“Recognizing fasting plasma glucose as a key biomarker enables a new interpretation of the data from many previous studies, which could potentially lead to a breakthrough in personalized nutrition.” Meanwhile, a new research psychosocial, not physical, factor as the main culprit for lower well-being in later life.

Aging-induced physical ailments are not the primary source of lower quality of life and decreased well-being among older men and women, new research suggests.

Rather, it is psychosocial factors that have the highest influence, according to the new findings.
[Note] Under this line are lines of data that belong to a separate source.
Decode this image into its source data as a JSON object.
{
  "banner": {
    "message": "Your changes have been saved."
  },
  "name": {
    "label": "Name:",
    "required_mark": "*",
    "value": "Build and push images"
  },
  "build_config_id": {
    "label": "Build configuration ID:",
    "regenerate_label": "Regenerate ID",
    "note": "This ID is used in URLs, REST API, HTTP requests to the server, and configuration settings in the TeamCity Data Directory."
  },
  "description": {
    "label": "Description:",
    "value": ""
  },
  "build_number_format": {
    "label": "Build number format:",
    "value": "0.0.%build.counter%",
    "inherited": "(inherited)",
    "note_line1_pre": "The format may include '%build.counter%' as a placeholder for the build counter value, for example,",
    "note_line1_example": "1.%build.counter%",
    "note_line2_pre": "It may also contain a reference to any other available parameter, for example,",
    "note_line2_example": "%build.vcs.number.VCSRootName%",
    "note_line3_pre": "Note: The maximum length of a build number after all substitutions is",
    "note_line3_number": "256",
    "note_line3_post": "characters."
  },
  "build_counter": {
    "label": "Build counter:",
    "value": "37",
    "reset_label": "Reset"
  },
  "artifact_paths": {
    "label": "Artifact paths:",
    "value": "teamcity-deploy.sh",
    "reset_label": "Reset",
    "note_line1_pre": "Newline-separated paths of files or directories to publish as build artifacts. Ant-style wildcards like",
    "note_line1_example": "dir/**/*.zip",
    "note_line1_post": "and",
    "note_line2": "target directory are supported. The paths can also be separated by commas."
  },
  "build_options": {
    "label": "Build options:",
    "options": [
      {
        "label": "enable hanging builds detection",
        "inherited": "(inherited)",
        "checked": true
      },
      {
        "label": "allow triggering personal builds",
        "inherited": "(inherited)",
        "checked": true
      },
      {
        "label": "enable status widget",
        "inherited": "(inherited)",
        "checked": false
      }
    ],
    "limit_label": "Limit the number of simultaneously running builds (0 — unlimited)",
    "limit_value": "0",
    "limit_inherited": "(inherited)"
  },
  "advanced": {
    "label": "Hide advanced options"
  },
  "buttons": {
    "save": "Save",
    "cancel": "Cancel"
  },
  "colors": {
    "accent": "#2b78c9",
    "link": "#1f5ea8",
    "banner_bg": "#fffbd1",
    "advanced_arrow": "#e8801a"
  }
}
The study was carried out by scientists from the Helmholtz Zentrum München and the Technical University of Munich (TUM), both in Germany. The team was led by Prof Karl-Heinz Ladwig, head of the Mental Health Research Group at the Institute of Epidemiology II at Helmholtz Zentrum München, and a professor of psychosomatic medicine at the TUM University Hospital. “What made the study particularly interesting was the fact that the impact of stress on emotional well-being has barely been investigated in a broader, non-clinical context,” says first author Dr. Karoline Lukaschek, an epidemiologist in the Mental Health Research Group. “Our study therefore explicitly included anxiety, depression, and sleep disorders.”The team focused on “subjective well-being” (SWB), a term that scientists use to describe how people experience well-being on a personal level. By contrast, “objective well-being” refers to measuring a person’s well-being based on objectively chosen criteria, such as financial stability.

However, of all of these factors, physical ones such as multimorbidity and physical inactivity did not seem to have a significant effect on SWB. Rather, depression and anxiety had the strongest negative impact on SWB.

The authors note that as this is an observational study, it cannot explain the reasons for the associations found. Nevertheless, the authors seem confident.

“Aging itself is not inevitably associated with a decline in mood and quality of life. It is rather the case that psychosocial factors such as depression or anxiety impair subjective well-being.”

Prof Karl-Heinz Ladwig

The researchers also call for an “increased focus on mental health interventions among older adults.” Prof Ladwig says, “This is all the more important given that we know that high levels of subjective well-being are linked to a lower mortality risk.”

Finally, the authors also point out that more research is needed to understand the so-called age paradox - that is, the observed high well-being and positive outlook on life that tends to characterize seniors, despite them often experiencing a decline in physical health and having reduced social opportunities.